Criminal Law

1831. Extortion by Threatening Letter

The defendant is charged [in Count ______] with sending a threatening letter with the intent to extort.

To prove that the defendant is guilty of this crime, the People must prove that:

1. The defendant sent or delivered a threatening letter [or other writing] to another person;

<Alternative 2A—threatened to injure>

[2. In the letter [or writing], the defendant threatened to unlawfully injure (the other person or someone else/ [or] the property of the other person or someone else);]

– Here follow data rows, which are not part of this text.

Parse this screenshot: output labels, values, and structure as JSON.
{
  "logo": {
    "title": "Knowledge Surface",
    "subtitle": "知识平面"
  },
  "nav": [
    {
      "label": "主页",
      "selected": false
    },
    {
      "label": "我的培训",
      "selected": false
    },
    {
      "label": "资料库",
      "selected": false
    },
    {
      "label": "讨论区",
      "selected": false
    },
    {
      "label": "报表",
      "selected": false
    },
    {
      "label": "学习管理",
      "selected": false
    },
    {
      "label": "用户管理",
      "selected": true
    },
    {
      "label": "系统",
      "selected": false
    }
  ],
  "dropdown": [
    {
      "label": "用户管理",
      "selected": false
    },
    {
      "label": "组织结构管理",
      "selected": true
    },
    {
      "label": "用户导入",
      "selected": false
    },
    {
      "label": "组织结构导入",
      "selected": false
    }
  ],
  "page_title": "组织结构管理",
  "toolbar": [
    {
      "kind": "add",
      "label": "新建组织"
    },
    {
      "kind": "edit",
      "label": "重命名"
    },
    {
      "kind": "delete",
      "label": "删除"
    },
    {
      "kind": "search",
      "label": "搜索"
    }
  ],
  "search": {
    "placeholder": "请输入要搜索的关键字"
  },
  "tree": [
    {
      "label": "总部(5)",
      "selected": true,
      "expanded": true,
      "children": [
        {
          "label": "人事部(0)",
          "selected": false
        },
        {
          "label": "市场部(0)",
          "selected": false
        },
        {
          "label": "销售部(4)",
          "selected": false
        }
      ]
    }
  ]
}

<Alternative 2B—threatened to accuse of crime>

[2. In the letter [or writing], the defendant threatened to accuse the other person[, or that person's relative or family member,] of a crime;]

<Alternative 2C—threatened to expose secret>

[2. In the letter [or writing], the defendant threatened to expose a secret about the other person[, or that person's relative or family member,] [or to expose or connect (him/ her/any of them) with a (disgrace[,]/ [or] crime[,]/ [or] deformity)];]


3. When sending or delivering the letter [or writing], the defendant intended to use fear to obtain (money [or property]/[or] the performance of an official act) with the other person's consent.

The term consent has a special meaning here. Consent for extortion can be coerced or unwilling, as long as it is given as a result of the wrongful use of force or fear.

[The threat can be directly stated in the letter [or writing] or can be implied by the contents of the letter [or writing] and the surrounding circumstances or can be intended by the sender to be understood as a threat by the recipient.]

[Threatening to do something that a person has a legal right to do is not a threat to commit an unlawful injury.]

[The letter [or writing] does not need to be signed and does not need to have been (written/dictated/composed) by the defendant.]

[The crime is complete when the letter [or writing] is either delivered to someone or deposited in a post office or any other place, with the intent that the letter [or writing] be forwarded to the intended recipient. It is not required that the intended recipient actually receive the letter [or writing].]

[It is not required that the intended recipient actually (give the defendant money [or property]/ [or] do an official act).]

[An official act is an act that a person does in his or her official capacity, using the authority of his or her public office.]

[A secret is a fact that:

1. Is unknown to the general public or to someone who might be interested in knowing the fact;


2. Harms the threatened person's reputation or other interest so greatly that he or she would be likely to (give the defendant money[or property]/ [or] do an official act) to prevent the fact from being revealed.]

Bench Notes

Instructional Duty

The court has a sua sponte duty to give this instruction defining the elements of the crime.

Depending on the evidence, in element 2, give the appropriate alternative A-C describing the threat. (Pen. Code, § 519.)


Elements. Pen. Code, § 523.

Crime Complete When Mailed. Pen. Code, § 660.

Felony Punishment. Pen. Code, § 520.

Threats. Pen. Code, § 519.

Coerced Consent. People v. Goodman (1958) 159 Cal.App.2d 54, 61 [323 P.2d 536]; People v. Peck (1919) 43 Cal.App. 638, 645 [185 P. 881] [extortion under Pen. Code, §§ 518, 519].

Official Act Defined. See People v. Mayfield (1997) 14 Cal.4th 668, 769-773 [60 Cal.Rptr.2d 1, 928 P.2d 485] [kidnapping for extortion]; People v. Norris (1985) 40 Cal.3d 51, 55-56 [219 Cal.Rptr. 7, 706 P.2d 1141] [same].

Secret Defined. People v. Lavine (1931) 115 Cal.App. 289, 295 [1 P.2d 496] [extortion under Pen. Code, §§ 518, 519].

Unlawful Injury Defined. People v. Schmitz (1908) 7 Cal.App. 330, 369-370 [94 P. 407] [extortion under Pen. Code, §§ 518, 519].

Secondary Sources

2 Witkin & Epstein, California Criminal Law (3d ed. 2000) Crimes Against Property, § 109.

6 Millman, Sevilla & Tarlow, California Criminal Defense Practice, Ch. 143, Crimes Against Property, § 143.02 (Matthew Bender).


Adding "official act" to section 518 expanded the definition of extortion in the related code sections, including section 523, to include extortion of an official act. (Isaac v. Superior Court (1978) 79 Cal.App.3d 260, 263-264 [146 Cal.Rptr. 396].)

Lesser Included Offenses

Attempted Extortion. Pen. Code, § 524.

(New January 2006)